== Segment start ==

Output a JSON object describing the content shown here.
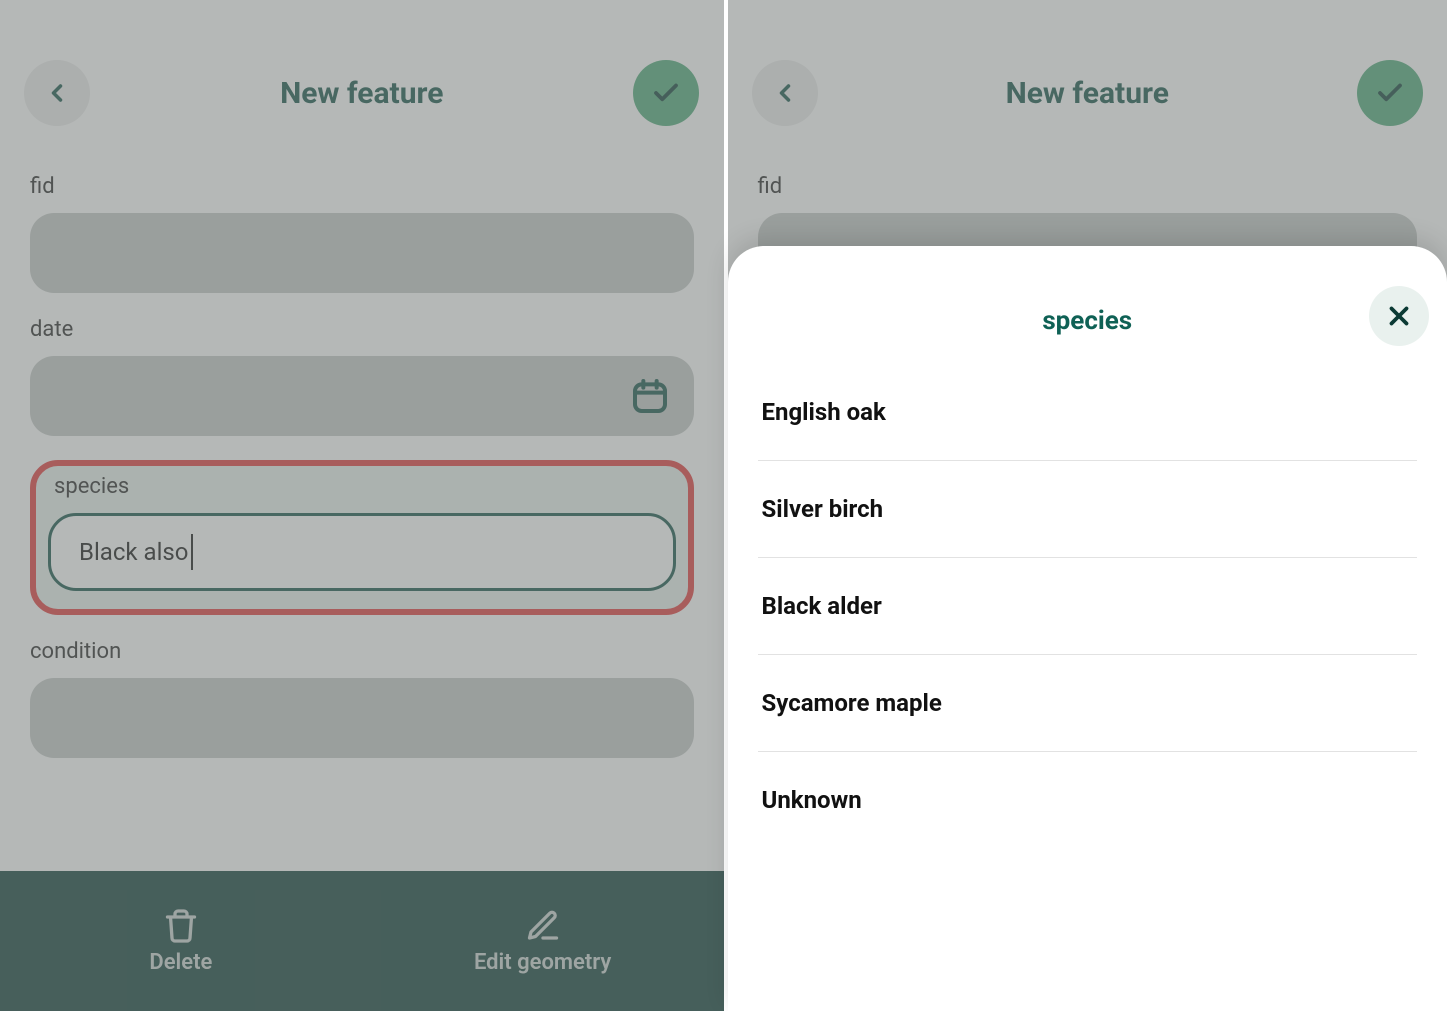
{
  "header": {
    "title": "New feature"
  },
  "form": {
    "fid_label": "fid",
    "fid_value": "",
    "date_label": "date",
    "date_value": "",
    "species_label": "species",
    "species_value": "Black also",
    "condition_label": "condition",
    "condition_value": ""
  },
  "toolbar": {
    "delete_label": "Delete",
    "edit_geometry_label": "Edit geometry"
  },
  "dropdown": {
    "title": "species",
    "options": [
      "English oak",
      "Silver birch",
      "Black alder",
      "Sycamore maple",
      "Unknown"
    ]
  },
  "colors": {
    "accent_dark": "#0f4e44",
    "accent_green": "#4aa775",
    "bottom_bar": "#0b3a34",
    "highlight_border": "#e23737"
  }
}
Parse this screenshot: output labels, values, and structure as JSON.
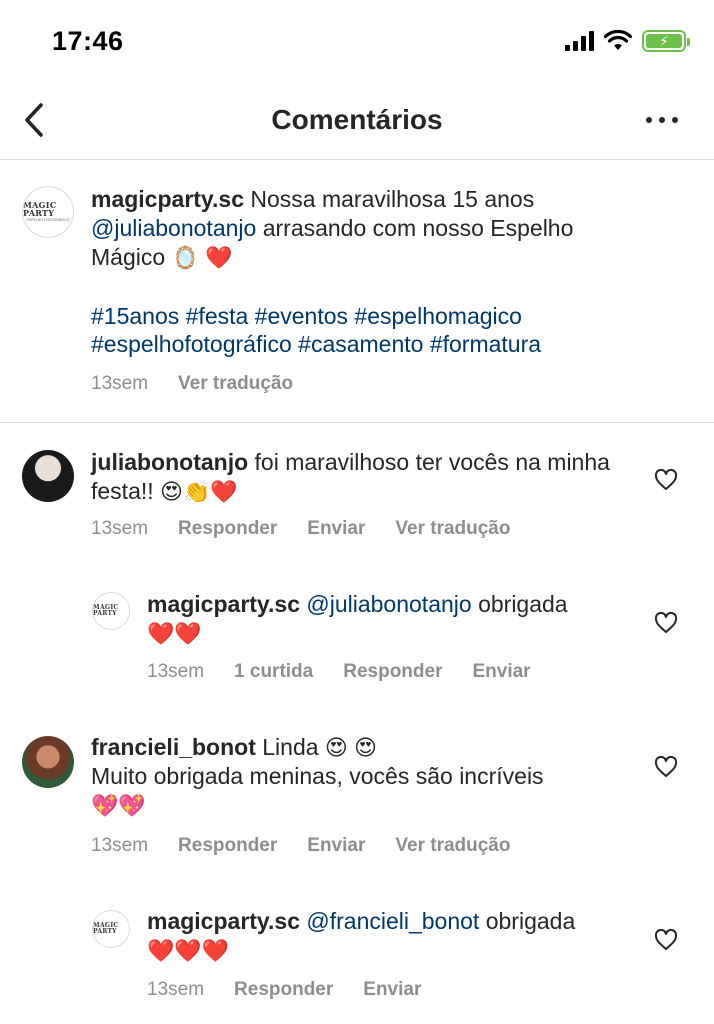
{
  "status_bar": {
    "time": "17:46",
    "battery_glyph": "⚡"
  },
  "header": {
    "title": "Comentários",
    "back_icon": "chevron-left-icon",
    "more_icon": "more-horizontal-icon"
  },
  "caption": {
    "avatar_logo": "MAGIC PARTY",
    "avatar_logo_sub": "ESPELHO FOTOGRÁFICO",
    "username": "magicparty.sc",
    "text_1": " Nossa maravilhosa 15 anos ",
    "mention": "@juliabonotanjo",
    "text_2": " arrasando com nosso Espelho Mágico ",
    "emojis": "🪞 ❤️",
    "hashtags_line1": "#15anos #festa #eventos #espelhomagico",
    "hashtags_line2": "#espelhofotográfico #casamento #formatura",
    "time": "13sem",
    "translate": "Ver tradução"
  },
  "comments": [
    {
      "username": "juliabonotanjo",
      "text": " foi maravilhoso ter vocês na minha festa!! ",
      "emojis": "😍👏❤️",
      "time": "13sem",
      "reply": "Responder",
      "send": "Enviar",
      "translate": "Ver tradução"
    },
    {
      "username": "magicparty.sc",
      "mention": "@juliabonotanjo",
      "text": " obrigada",
      "emojis": "❤️❤️",
      "time": "13sem",
      "likes": "1 curtida",
      "reply": "Responder",
      "send": "Enviar"
    },
    {
      "username": "francieli_bonot",
      "text_1": " Linda ",
      "emojis_1": "😍 😍",
      "text_2": "Muito obrigada meninas, vocês são incríveis",
      "emojis_2": "💖💖",
      "time": "13sem",
      "reply": "Responder",
      "send": "Enviar",
      "translate": "Ver tradução"
    },
    {
      "username": "magicparty.sc",
      "mention": "@francieli_bonot",
      "text": " obrigada",
      "emojis": "❤️❤️❤️",
      "time": "13sem",
      "reply": "Responder",
      "send": "Enviar"
    }
  ],
  "colors": {
    "text": "#262626",
    "muted": "#8e8e8e",
    "link": "#00376b",
    "divider": "#dbdbdb",
    "battery": "#6cc04a"
  }
}
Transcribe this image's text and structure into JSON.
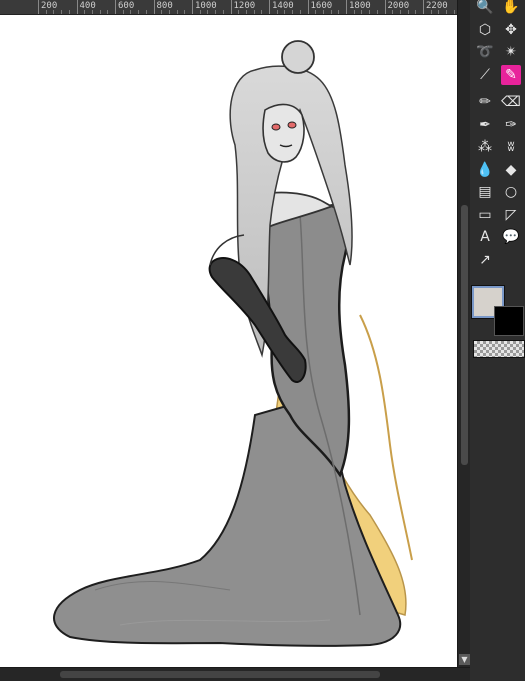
{
  "ruler": {
    "labels": [
      "200",
      "400",
      "600",
      "800",
      "1000",
      "1200",
      "1400",
      "1600",
      "1800",
      "2000",
      "2200"
    ]
  },
  "toolbox": {
    "tools": [
      {
        "name": "zoom-tool",
        "icon": "magnifier-icon",
        "glyph": "🔍",
        "active": false
      },
      {
        "name": "pan-tool",
        "icon": "hand-icon",
        "glyph": "✋",
        "active": false
      },
      {
        "name": "unified-transform-tool",
        "icon": "transform-icon",
        "glyph": "⬡",
        "active": false
      },
      {
        "name": "move-tool",
        "icon": "move-icon",
        "glyph": "✥",
        "active": false
      },
      {
        "name": "free-select-tool",
        "icon": "lasso-icon",
        "glyph": "➰",
        "active": false
      },
      {
        "name": "fuzzy-select-tool",
        "icon": "magic-wand-icon",
        "glyph": "✴",
        "active": false
      },
      {
        "name": "color-picker-tool",
        "icon": "eyedropper-icon",
        "glyph": "⟋",
        "active": false
      },
      {
        "name": "paintbrush-tool",
        "icon": "paintbrush-icon",
        "glyph": "✎",
        "active": true
      },
      {
        "name": "pencil-tool",
        "icon": "pencil-icon",
        "glyph": "✏",
        "active": false
      },
      {
        "name": "eraser-tool",
        "icon": "eraser-icon",
        "glyph": "⌫",
        "active": false
      },
      {
        "name": "mypaint-brush-tool",
        "icon": "ink-pen-icon",
        "glyph": "✒",
        "active": false
      },
      {
        "name": "ink-tool",
        "icon": "ink-icon",
        "glyph": "✑",
        "active": false
      },
      {
        "name": "airbrush-tool",
        "icon": "airbrush-icon",
        "glyph": "⁂",
        "active": false
      },
      {
        "name": "smudge-tool",
        "icon": "smudge-icon",
        "glyph": "ʬ",
        "active": false
      },
      {
        "name": "blur-tool",
        "icon": "water-drop-icon",
        "glyph": "💧",
        "active": false
      },
      {
        "name": "bucket-fill-tool",
        "icon": "bucket-icon",
        "glyph": "◆",
        "active": false
      },
      {
        "name": "gradient-tool",
        "icon": "gradient-icon",
        "glyph": "▤",
        "active": false
      },
      {
        "name": "ellipse-select-tool",
        "icon": "ellipse-icon",
        "glyph": "○",
        "active": false
      },
      {
        "name": "rect-select-tool",
        "icon": "rectangle-icon",
        "glyph": "▭",
        "active": false
      },
      {
        "name": "perspective-tool",
        "icon": "perspective-icon",
        "glyph": "◸",
        "active": false
      },
      {
        "name": "text-tool",
        "icon": "text-icon",
        "glyph": "A",
        "active": false
      },
      {
        "name": "warp-transform-tool",
        "icon": "speech-bubble-icon",
        "glyph": "💬",
        "active": false
      },
      {
        "name": "paths-tool",
        "icon": "pen-nib-icon",
        "glyph": "↗",
        "active": false
      }
    ]
  },
  "colors": {
    "foreground": "#d6d2cc",
    "background": "#000000",
    "active_tool": "#e8239b",
    "canvas": "#ffffff",
    "dress": "#8a8a8a",
    "underlay": "#f0c868"
  }
}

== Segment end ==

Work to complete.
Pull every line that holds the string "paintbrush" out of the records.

Answer to this task.
        "name": "paintbrush-tool",
        "icon": "paintbrush-icon",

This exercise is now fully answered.